Overview & Summary

Regional School Unit (RSU) 16 is made up of Mechanic Falls, Minot and Poland, Maine. The economy of the region was once centered on local mills, resorts and proximity to the nearby cities of Lewiston and Auburn. The one major industry remaining in the district is Poland Spring Natural Water Bottling, which has ties to the Poland Spring Resort. The bucolic image on the Poland Spring bottles is somewhat true to life, as these foothill communities have more than their fair share of lakes, streams and camps.

The schools of this region have a long history of being united while preserving their individual voices. In the early 20th century, 17 neighborhood schools (each then called a “district”) covered the area that RSU 16 now oversees. Over the century, these 17 schools consolidated into the current district of three elementary schools, one middle school and Poland Regional High School. Built in 1999, this high school became celebrated among Maine educators as the first high school to implement various progressive practices, such as standards-based grading, advisor/advisee programs, an integrated humanities program and professional learning communities. With the formation of RSU 16, these progressive practices have moved into the middle and elementary levels and have become “the way school is done” in the district.

The story of RSU 16 yields a number of lessons for districts attempting transformation:

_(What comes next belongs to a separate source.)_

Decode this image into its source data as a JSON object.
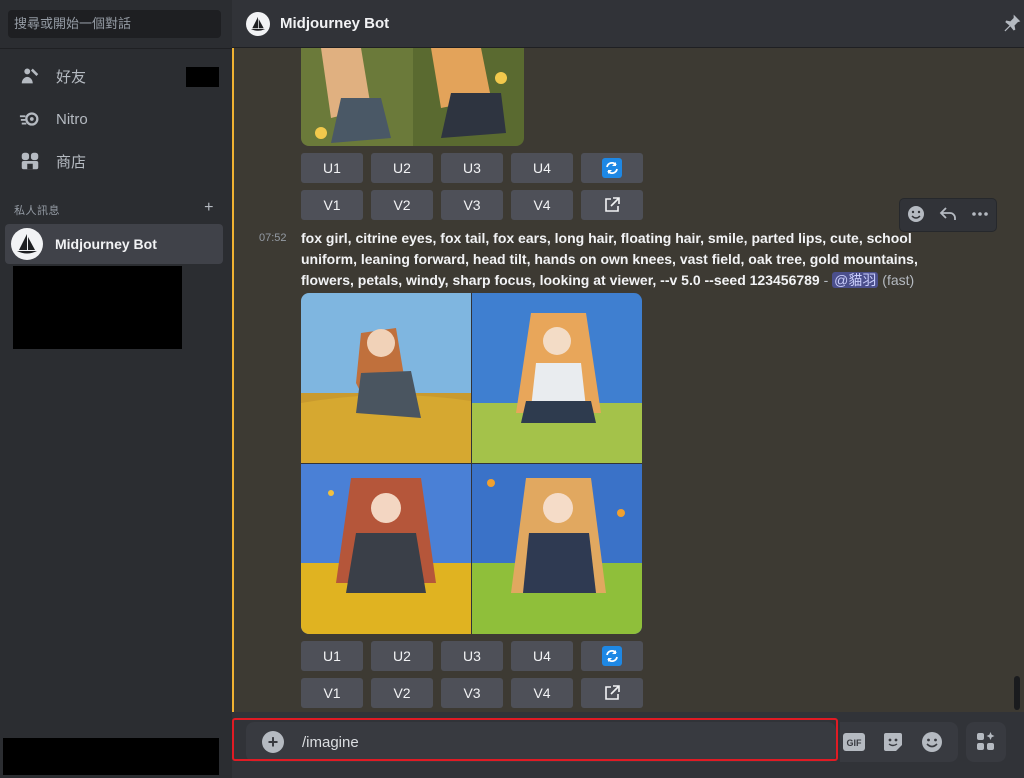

  1. Sustained Change: The stories of Poland Regional High School, Bruce M. Whittier Middle School and the rest of RSU 16 have shown that as hard as it is to launch a transformation, it’s just as hard to sustain that movement. The distractions of a school district ? budget issues, consolidation, changing administration ? are manifold. Year one is hard, year two is hard, year three is hard?year 11? Still hard. RSU 16 keeps moving forward.
  2. Continuous Improvement: The various schools of RSU 16 evolved a culture of continually checking their methods and exploring new opportunities. Book groups were ubiquitous around the district. Bruce M. Whittier Middle School began its first year with an aggressive vision of faculty teaming and learning. Ideas from students and faculty were given serious consideration and embraced. Whatever state the district was in ? whether moving forward strongly or hobbled by public controversy and budget woes ? the administration and faculty strove for improvement.
  3. Multiple Aspects of Transformation: Though standards-based reform was key to RSU 16’s path, other measures ? advisor/advisee, professional learning communities, etc. ? were essential. These measures fostered relationships that are absolutely essential to the success of RSU 16’s vision and crucial to the culture of their schools, but they aren’t proficiency-basedmeasures per se. Also worth noting is that each building of the district was in a different place. RSU 16 created common threads that would run through the district ? e.g., the report card, power standards for the Common Core ? but each building would move forward from where they were.

This Center for Best Practice is a collaboration between the Maine Department of Education and the Nellie Mae Education Foundation, made possible by the contributions of the Maine schools that share their stories.